» AIM OF THE TASK: Each entry in this listing needs to be written out again, word for word.

» RECORDS SHOWN:

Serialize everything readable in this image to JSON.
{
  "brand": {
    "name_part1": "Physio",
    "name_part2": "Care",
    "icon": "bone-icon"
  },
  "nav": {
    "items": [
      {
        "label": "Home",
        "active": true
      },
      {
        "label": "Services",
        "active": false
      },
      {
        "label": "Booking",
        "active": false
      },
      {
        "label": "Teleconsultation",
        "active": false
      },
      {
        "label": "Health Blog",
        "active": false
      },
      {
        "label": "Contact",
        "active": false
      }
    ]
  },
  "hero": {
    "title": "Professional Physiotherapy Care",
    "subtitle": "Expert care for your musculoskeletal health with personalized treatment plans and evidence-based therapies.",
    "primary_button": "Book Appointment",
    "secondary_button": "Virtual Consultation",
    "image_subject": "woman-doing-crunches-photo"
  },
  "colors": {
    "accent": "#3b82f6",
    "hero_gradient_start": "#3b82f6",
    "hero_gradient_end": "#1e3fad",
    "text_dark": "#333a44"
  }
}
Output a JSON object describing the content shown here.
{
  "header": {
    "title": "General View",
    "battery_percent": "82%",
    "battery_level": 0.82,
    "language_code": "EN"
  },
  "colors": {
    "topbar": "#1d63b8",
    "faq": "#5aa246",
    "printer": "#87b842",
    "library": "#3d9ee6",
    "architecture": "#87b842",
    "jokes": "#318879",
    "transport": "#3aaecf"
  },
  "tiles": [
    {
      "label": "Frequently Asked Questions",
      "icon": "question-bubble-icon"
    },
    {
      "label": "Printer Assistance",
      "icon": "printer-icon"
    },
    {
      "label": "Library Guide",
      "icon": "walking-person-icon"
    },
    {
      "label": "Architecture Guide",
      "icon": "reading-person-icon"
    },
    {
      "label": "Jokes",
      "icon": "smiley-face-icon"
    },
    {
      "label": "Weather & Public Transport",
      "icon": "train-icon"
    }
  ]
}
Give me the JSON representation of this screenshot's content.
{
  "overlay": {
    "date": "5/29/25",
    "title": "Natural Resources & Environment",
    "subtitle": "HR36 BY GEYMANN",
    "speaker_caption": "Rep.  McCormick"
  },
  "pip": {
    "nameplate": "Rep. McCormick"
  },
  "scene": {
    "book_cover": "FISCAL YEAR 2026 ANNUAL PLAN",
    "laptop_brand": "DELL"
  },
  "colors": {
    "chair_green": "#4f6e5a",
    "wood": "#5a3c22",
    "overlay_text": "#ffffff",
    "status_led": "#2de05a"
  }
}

» WRITTEN ANSWER:
Serialize everything readable in this image to JSON.
{
  "brand": {
    "name_part1": "Physio",
    "name_part2": "Care",
    "icon": "bone-icon"
  },
  "nav": {
    "items": [
      {
        "label": "Home",
        "active": true
      },
      {
        "label": "Services",
        "active": false
      },
      {
        "label": "Booking",
        "active": false
      },
      {
        "label": "Teleconsultation",
        "active": false
      },
      {
        "label": "Health Blog",
        "active": false
      },
      {
        "label": "Contact",
        "active": false
      }
    ]
  },
  "hero": {
    "title": "Professional Physiotherapy Care",
    "subtitle": "Expert care for your musculoskeletal health with personalized treatment plans and evidence-based therapies.",
    "primary_button": "Book Appointment",
    "secondary_button": "Virtual Consultation",
    "image_subject": "woman-doing-crunches-photo"
  },
  "colors": {
    "accent": "#3b82f6",
    "hero_gradient_start": "#3b82f6",
    "hero_gradient_end": "#1e3fad",
    "text_dark": "#333a44"
  }
}
Output a JSON object describing the content shown here.
{
  "header": {
    "title": "General View",
    "battery_percent": "82%",
    "battery_level": 0.82,
    "language_code": "EN"
  },
  "colors": {
    "topbar": "#1d63b8",
    "faq": "#5aa246",
    "printer": "#87b842",
    "library": "#3d9ee6",
    "architecture": "#87b842",
    "jokes": "#318879",
    "transport": "#3aaecf"
  },
  "tiles": [
    {
      "label": "Frequently Asked Questions",
      "icon": "question-bubble-icon"
    },
    {
      "label": "Printer Assistance",
      "icon": "printer-icon"
    },
    {
      "label": "Library Guide",
      "icon": "walking-person-icon"
    },
    {
      "label": "Architecture Guide",
      "icon": "reading-person-icon"
    },
    {
      "label": "Jokes",
      "icon": "smiley-face-icon"
    },
    {
      "label": "Weather & Public Transport",
      "icon": "train-icon"
    }
  ]
}
Give me the JSON representation of this screenshot's content.
{
  "overlay": {
    "date": "5/29/25",
    "title": "Natural Resources & Environment",
    "subtitle": "HR36 BY GEYMANN",
    "speaker_caption": "Rep.  McCormick"
  },
  "pip": {
    "nameplate": "Rep. McCormick"
  },
  "scene": {
    "book_cover": "FISCAL YEAR 2026 ANNUAL PLAN",
    "laptop_brand": "DELL"
  },
  "colors": {
    "chair_green": "#4f6e5a",
    "wood": "#5a3c22",
    "overlay_text": "#ffffff",
    "status_led": "#2de05a"
  }
}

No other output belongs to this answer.